### Your task:
Where in the records does the word "label" occur? Copy each line in which it does.

### Extracted entries:

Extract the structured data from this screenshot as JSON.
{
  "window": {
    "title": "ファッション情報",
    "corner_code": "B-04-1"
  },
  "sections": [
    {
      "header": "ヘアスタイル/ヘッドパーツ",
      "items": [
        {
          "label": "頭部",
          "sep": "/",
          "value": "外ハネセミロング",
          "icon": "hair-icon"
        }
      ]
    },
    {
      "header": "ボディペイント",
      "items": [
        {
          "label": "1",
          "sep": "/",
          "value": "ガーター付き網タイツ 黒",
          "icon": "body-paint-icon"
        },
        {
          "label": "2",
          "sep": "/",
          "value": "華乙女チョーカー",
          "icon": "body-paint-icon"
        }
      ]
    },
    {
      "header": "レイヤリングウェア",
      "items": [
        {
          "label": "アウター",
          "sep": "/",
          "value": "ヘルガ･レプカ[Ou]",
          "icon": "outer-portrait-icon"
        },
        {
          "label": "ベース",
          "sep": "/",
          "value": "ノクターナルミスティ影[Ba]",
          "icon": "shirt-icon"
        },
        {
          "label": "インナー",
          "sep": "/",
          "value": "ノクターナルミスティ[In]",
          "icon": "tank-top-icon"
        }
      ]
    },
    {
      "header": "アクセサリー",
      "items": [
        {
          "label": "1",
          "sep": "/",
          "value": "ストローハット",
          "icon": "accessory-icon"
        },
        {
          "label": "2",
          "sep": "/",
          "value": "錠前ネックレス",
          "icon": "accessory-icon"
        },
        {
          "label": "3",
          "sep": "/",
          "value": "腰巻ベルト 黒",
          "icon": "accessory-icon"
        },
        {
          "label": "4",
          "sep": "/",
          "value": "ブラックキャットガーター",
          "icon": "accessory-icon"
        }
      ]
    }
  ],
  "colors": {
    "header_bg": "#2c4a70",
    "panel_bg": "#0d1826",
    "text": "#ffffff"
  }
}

### Solution to the exercise:
          "label": "頭部",
          "label": "1",
          "label": "2",
          "label": "アウター",
          "label": "ベース",
          "label": "インナー",
          "label": "1",
          "label": "2",
          "label": "3",
          "label": "4",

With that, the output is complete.